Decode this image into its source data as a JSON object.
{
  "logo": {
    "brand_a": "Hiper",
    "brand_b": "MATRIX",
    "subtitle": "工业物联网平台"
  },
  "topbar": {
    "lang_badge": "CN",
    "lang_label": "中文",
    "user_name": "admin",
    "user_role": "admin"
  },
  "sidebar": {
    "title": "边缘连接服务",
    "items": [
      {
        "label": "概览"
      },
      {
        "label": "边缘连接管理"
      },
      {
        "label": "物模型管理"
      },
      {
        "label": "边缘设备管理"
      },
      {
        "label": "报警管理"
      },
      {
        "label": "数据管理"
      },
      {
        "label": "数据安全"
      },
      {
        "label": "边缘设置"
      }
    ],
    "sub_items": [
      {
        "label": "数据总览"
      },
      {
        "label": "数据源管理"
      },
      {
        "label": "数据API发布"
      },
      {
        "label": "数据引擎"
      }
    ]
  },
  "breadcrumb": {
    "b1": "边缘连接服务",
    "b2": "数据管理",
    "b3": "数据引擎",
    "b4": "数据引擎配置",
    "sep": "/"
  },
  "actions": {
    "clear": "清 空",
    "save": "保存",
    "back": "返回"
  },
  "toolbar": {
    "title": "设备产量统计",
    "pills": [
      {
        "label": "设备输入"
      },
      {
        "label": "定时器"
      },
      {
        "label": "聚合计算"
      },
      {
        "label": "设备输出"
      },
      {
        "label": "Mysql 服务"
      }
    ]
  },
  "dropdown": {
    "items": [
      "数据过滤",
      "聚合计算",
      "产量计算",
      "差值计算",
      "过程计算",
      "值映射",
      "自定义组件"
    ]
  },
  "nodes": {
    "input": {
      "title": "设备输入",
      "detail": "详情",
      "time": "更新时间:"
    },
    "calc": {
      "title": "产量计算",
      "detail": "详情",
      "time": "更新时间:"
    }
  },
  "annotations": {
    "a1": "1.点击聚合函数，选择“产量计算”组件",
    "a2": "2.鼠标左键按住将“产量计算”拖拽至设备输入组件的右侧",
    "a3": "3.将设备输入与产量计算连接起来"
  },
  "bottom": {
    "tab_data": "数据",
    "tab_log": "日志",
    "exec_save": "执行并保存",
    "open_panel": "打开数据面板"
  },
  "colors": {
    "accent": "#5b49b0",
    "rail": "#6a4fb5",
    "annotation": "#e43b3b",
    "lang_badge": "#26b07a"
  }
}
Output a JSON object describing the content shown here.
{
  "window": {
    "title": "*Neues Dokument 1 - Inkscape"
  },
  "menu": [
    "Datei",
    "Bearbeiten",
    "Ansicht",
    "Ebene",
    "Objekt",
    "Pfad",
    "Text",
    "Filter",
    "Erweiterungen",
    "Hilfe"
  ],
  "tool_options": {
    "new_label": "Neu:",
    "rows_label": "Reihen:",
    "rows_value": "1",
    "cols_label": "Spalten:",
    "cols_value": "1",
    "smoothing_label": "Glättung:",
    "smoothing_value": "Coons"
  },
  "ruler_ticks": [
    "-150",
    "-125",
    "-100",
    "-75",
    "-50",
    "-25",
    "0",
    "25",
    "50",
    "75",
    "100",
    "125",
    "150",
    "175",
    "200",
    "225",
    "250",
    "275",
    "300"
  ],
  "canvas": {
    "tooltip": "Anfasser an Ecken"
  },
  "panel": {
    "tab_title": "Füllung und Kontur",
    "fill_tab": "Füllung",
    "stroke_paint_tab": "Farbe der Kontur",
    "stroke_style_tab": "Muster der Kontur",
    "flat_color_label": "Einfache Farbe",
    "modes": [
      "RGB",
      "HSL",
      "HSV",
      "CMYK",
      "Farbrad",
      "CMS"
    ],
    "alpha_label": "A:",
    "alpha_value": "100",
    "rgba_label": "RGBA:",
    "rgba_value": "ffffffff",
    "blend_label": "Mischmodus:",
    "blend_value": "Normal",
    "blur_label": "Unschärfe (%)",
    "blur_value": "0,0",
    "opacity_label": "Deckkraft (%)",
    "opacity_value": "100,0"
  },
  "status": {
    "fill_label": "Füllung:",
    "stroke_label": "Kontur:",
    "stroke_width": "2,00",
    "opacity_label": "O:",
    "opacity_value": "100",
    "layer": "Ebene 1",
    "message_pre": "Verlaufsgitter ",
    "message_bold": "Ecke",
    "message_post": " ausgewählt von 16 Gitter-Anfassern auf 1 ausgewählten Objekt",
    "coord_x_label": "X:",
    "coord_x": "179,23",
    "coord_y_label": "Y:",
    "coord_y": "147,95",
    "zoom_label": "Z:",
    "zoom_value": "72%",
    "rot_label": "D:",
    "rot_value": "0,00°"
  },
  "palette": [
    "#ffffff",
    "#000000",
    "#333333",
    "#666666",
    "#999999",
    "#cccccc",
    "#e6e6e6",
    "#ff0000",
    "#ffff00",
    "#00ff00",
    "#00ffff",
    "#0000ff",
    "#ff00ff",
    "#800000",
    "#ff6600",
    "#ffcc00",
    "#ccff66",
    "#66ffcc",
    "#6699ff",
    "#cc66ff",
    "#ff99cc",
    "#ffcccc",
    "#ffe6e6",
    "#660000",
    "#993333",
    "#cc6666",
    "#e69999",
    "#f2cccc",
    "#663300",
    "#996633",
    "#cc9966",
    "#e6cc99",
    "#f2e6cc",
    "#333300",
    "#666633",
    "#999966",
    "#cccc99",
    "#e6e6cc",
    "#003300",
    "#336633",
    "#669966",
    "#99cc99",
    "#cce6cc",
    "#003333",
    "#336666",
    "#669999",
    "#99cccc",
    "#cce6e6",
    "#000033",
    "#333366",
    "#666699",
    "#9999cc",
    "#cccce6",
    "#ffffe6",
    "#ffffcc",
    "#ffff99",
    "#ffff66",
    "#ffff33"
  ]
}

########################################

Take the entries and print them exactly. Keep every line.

SOLUTION FOR THIS PROBLEM ▸
Decode this image into its source data as a JSON object.
{
  "logo": {
    "brand_a": "Hiper",
    "brand_b": "MATRIX",
    "subtitle": "工业物联网平台"
  },
  "topbar": {
    "lang_badge": "CN",
    "lang_label": "中文",
    "user_name": "admin",
    "user_role": "admin"
  },
  "sidebar": {
    "title": "边缘连接服务",
    "items": [
      {
        "label": "概览"
      },
      {
        "label": "边缘连接管理"
      },
      {
        "label": "物模型管理"
      },
      {
        "label": "边缘设备管理"
      },
      {
        "label": "报警管理"
      },
      {
        "label": "数据管理"
      },
      {
        "label": "数据安全"
      },
      {
        "label": "边缘设置"
      }
    ],
    "sub_items": [
      {
        "label": "数据总览"
      },
      {
        "label": "数据源管理"
      },
      {
        "label": "数据API发布"
      },
      {
        "label": "数据引擎"
      }
    ]
  },
  "breadcrumb": {
    "b1": "边缘连接服务",
    "b2": "数据管理",
    "b3": "数据引擎",
    "b4": "数据引擎配置",
    "sep": "/"
  },
  "actions": {
    "clear": "清 空",
    "save": "保存",
    "back": "返回"
  },
  "toolbar": {
    "title": "设备产量统计",
    "pills": [
      {
        "label": "设备输入"
      },
      {
        "label": "定时器"
      },
      {
        "label": "聚合计算"
      },
      {
        "label": "设备输出"
      },
      {
        "label": "Mysql 服务"
      }
    ]
  },
  "dropdown": {
    "items": [
      "数据过滤",
      "聚合计算",
      "产量计算",
      "差值计算",
      "过程计算",
      "值映射",
      "自定义组件"
    ]
  },
  "nodes": {
    "input": {
      "title": "设备输入",
      "detail": "详情",
      "time": "更新时间:"
    },
    "calc": {
      "title": "产量计算",
      "detail": "详情",
      "time": "更新时间:"
    }
  },
  "annotations": {
    "a1": "1.点击聚合函数，选择“产量计算”组件",
    "a2": "2.鼠标左键按住将“产量计算”拖拽至设备输入组件的右侧",
    "a3": "3.将设备输入与产量计算连接起来"
  },
  "bottom": {
    "tab_data": "数据",
    "tab_log": "日志",
    "exec_save": "执行并保存",
    "open_panel": "打开数据面板"
  },
  "colors": {
    "accent": "#5b49b0",
    "rail": "#6a4fb5",
    "annotation": "#e43b3b",
    "lang_badge": "#26b07a"
  }
}
Output a JSON object describing the content shown here.
{
  "window": {
    "title": "*Neues Dokument 1 - Inkscape"
  },
  "menu": [
    "Datei",
    "Bearbeiten",
    "Ansicht",
    "Ebene",
    "Objekt",
    "Pfad",
    "Text",
    "Filter",
    "Erweiterungen",
    "Hilfe"
  ],
  "tool_options": {
    "new_label": "Neu:",
    "rows_label": "Reihen:",
    "rows_value": "1",
    "cols_label": "Spalten:",
    "cols_value": "1",
    "smoothing_label": "Glättung:",
    "smoothing_value": "Coons"
  },
  "ruler_ticks": [
    "-150",
    "-125",
    "-100",
    "-75",
    "-50",
    "-25",
    "0",
    "25",
    "50",
    "75",
    "100",
    "125",
    "150",
    "175",
    "200",
    "225",
    "250",
    "275",
    "300"
  ],
  "canvas": {
    "tooltip": "Anfasser an Ecken"
  },
  "panel": {
    "tab_title": "Füllung und Kontur",
    "fill_tab": "Füllung",
    "stroke_paint_tab": "Farbe der Kontur",
    "stroke_style_tab": "Muster der Kontur",
    "flat_color_label": "Einfache Farbe",
    "modes": [
      "RGB",
      "HSL",
      "HSV",
      "CMYK",
      "Farbrad",
      "CMS"
    ],
    "alpha_label": "A:",
    "alpha_value": "100",
    "rgba_label": "RGBA:",
    "rgba_value": "ffffffff",
    "blend_label": "Mischmodus:",
    "blend_value": "Normal",
    "blur_label": "Unschärfe (%)",
    "blur_value": "0,0",
    "opacity_label": "Deckkraft (%)",
    "opacity_value": "100,0"
  },
  "status": {
    "fill_label": "Füllung:",
    "stroke_label": "Kontur:",
    "stroke_width": "2,00",
    "opacity_label": "O:",
    "opacity_value": "100",
    "layer": "Ebene 1",
    "message_pre": "Verlaufsgitter ",
    "message_bold": "Ecke",
    "message_post": " ausgewählt von 16 Gitter-Anfassern auf 1 ausgewählten Objekt",
    "coord_x_label": "X:",
    "coord_x": "179,23",
    "coord_y_label": "Y:",
    "coord_y": "147,95",
    "zoom_label": "Z:",
    "zoom_value": "72%",
    "rot_label": "D:",
    "rot_value": "0,00°"
  },
  "palette": [
    "#ffffff",
    "#000000",
    "#333333",
    "#666666",
    "#999999",
    "#cccccc",
    "#e6e6e6",
    "#ff0000",
    "#ffff00",
    "#00ff00",
    "#00ffff",
    "#0000ff",
    "#ff00ff",
    "#800000",
    "#ff6600",
    "#ffcc00",
    "#ccff66",
    "#66ffcc",
    "#6699ff",
    "#cc66ff",
    "#ff99cc",
    "#ffcccc",
    "#ffe6e6",
    "#660000",
    "#993333",
    "#cc6666",
    "#e69999",
    "#f2cccc",
    "#663300",
    "#996633",
    "#cc9966",
    "#e6cc99",
    "#f2e6cc",
    "#333300",
    "#666633",
    "#999966",
    "#cccc99",
    "#e6e6cc",
    "#003300",
    "#336633",
    "#669966",
    "#99cc99",
    "#cce6cc",
    "#003333",
    "#336666",
    "#669999",
    "#99cccc",
    "#cce6e6",
    "#000033",
    "#333366",
    "#666699",
    "#9999cc",
    "#cccce6",
    "#ffffe6",
    "#ffffcc",
    "#ffff99",
    "#ffff66",
    "#ffff33"
  ]
}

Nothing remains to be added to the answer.